[Source information Boundary: Start]
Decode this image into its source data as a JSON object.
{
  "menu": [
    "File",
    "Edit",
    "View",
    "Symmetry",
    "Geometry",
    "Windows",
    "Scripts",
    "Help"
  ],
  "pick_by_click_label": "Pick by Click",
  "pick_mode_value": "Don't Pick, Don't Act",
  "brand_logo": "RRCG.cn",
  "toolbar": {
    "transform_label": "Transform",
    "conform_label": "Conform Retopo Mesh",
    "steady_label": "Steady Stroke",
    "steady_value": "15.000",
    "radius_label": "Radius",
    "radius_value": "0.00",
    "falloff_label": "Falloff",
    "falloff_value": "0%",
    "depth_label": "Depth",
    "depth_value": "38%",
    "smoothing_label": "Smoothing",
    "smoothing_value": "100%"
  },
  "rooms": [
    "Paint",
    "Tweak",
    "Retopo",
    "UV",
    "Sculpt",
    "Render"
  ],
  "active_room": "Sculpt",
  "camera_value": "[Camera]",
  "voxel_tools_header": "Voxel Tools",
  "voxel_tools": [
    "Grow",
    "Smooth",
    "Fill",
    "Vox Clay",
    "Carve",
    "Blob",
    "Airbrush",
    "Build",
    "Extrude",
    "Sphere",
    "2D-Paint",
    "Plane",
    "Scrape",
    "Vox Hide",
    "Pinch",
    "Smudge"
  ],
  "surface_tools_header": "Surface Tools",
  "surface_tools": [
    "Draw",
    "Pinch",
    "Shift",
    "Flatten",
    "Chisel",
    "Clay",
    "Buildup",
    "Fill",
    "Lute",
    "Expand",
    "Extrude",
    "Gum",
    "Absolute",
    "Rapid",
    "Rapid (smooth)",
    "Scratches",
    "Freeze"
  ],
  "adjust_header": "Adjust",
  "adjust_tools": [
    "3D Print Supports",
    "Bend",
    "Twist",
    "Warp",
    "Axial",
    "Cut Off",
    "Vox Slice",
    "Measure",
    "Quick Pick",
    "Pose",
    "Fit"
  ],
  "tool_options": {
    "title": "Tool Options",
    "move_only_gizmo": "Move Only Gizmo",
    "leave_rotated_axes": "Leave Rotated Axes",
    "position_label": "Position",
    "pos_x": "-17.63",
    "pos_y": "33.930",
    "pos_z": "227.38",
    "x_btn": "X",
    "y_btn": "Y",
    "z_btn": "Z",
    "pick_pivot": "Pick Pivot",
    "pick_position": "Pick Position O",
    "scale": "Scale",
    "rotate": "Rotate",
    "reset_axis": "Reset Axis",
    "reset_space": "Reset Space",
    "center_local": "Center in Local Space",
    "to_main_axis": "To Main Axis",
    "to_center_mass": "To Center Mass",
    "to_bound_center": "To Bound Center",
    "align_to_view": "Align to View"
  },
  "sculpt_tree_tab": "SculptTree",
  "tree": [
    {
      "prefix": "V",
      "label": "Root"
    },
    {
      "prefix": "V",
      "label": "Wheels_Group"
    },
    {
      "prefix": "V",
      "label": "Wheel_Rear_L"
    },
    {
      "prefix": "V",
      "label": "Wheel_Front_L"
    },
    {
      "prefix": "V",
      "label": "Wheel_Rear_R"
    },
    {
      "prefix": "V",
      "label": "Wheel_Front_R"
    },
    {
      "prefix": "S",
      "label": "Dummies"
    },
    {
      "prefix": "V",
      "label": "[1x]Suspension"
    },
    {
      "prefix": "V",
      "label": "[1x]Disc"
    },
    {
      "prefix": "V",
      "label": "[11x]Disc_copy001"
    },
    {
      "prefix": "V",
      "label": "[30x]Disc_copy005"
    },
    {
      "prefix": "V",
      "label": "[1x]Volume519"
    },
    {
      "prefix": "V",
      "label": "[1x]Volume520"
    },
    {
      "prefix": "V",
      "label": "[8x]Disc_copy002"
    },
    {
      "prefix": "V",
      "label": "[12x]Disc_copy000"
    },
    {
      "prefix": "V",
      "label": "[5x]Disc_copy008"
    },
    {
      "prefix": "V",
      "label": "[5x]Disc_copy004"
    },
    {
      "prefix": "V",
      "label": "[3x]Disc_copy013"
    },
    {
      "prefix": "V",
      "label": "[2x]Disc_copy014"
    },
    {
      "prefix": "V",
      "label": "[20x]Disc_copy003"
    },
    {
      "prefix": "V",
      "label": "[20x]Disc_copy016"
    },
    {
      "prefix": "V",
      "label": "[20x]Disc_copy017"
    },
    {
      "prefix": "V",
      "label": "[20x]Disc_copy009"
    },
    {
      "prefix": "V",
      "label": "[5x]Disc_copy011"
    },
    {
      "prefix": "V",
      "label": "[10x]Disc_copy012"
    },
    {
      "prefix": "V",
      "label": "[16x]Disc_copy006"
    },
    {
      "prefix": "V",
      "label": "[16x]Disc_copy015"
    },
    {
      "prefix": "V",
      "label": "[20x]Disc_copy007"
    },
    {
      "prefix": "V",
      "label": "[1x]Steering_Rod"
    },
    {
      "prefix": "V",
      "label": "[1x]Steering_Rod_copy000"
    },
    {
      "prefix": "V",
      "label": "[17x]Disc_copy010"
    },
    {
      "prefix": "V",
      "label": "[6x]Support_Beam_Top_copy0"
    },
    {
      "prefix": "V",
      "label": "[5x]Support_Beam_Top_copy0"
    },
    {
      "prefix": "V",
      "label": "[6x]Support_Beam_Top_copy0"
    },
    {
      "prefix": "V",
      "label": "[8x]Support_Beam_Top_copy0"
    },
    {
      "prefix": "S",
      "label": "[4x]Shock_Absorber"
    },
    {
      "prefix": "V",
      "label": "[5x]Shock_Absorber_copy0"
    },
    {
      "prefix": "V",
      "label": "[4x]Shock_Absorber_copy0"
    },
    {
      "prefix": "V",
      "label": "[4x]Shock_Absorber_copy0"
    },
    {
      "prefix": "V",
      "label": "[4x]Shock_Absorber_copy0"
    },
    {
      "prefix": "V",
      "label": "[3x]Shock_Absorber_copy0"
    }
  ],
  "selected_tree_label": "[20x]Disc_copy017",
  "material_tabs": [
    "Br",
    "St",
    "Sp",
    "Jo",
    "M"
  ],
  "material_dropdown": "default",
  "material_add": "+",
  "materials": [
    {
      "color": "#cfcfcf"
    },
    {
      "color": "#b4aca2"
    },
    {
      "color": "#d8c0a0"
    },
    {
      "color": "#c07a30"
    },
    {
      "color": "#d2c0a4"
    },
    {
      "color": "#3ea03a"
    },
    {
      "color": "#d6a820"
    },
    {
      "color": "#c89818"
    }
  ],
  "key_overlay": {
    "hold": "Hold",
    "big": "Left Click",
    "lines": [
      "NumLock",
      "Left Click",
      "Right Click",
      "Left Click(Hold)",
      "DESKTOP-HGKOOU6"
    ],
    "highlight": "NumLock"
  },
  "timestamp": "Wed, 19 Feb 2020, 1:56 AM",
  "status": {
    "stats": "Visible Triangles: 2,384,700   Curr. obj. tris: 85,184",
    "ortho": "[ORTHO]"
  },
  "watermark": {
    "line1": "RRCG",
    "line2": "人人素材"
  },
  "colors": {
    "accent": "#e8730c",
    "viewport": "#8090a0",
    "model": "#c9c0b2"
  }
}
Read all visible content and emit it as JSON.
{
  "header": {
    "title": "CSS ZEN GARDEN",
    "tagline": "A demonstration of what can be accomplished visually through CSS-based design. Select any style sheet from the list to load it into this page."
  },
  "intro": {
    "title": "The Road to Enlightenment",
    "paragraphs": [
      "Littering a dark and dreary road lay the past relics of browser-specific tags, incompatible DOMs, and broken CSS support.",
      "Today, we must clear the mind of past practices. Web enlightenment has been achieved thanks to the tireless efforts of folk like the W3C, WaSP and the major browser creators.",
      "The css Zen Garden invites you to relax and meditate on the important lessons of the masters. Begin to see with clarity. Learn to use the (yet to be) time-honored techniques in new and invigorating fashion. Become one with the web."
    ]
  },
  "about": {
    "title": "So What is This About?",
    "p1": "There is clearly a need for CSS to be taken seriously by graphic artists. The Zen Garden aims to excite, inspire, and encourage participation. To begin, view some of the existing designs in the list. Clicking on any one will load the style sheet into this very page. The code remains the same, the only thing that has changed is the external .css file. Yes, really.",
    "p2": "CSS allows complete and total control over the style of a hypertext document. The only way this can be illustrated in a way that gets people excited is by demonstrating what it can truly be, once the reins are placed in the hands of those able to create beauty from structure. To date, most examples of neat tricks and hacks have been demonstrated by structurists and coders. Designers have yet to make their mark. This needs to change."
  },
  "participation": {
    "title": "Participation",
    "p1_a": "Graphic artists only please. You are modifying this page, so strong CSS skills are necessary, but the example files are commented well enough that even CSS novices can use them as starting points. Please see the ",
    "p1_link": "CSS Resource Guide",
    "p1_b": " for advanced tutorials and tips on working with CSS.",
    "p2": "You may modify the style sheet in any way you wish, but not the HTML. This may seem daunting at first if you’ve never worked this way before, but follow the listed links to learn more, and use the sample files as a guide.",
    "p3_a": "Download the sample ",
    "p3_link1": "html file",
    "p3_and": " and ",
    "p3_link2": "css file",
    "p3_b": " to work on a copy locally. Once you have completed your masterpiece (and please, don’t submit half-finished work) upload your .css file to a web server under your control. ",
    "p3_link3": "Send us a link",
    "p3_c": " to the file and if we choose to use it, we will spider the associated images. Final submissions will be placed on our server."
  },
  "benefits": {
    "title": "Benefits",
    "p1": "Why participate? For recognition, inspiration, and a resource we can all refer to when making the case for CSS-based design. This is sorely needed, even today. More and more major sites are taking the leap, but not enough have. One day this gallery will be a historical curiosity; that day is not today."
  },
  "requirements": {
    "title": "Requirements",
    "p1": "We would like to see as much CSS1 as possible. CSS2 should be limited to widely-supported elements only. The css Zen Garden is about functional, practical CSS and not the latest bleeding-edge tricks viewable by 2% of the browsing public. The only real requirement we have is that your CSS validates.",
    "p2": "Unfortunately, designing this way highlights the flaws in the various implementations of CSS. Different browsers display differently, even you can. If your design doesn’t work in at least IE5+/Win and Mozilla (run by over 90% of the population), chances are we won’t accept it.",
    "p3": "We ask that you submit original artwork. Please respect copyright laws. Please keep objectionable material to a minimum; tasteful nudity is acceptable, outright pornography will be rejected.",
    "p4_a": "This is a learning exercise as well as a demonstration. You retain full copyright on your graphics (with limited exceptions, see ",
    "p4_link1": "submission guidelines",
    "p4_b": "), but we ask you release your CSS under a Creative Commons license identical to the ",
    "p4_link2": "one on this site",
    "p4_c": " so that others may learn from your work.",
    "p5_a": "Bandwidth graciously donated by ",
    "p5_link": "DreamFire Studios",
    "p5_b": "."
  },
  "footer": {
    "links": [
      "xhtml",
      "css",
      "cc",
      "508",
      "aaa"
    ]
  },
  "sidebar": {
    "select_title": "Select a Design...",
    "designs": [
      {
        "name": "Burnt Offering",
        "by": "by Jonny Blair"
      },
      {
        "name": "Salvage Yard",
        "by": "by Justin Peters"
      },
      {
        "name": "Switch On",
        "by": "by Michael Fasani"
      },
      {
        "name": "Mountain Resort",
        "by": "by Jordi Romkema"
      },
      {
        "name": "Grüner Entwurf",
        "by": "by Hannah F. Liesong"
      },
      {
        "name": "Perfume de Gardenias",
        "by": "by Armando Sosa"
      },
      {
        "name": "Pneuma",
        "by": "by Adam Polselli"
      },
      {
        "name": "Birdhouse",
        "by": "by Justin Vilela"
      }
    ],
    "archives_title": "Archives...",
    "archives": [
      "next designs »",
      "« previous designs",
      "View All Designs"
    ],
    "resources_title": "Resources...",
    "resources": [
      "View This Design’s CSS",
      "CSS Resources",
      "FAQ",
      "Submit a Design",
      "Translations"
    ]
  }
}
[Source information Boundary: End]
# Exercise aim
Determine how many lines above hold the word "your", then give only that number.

# Answer to this task
6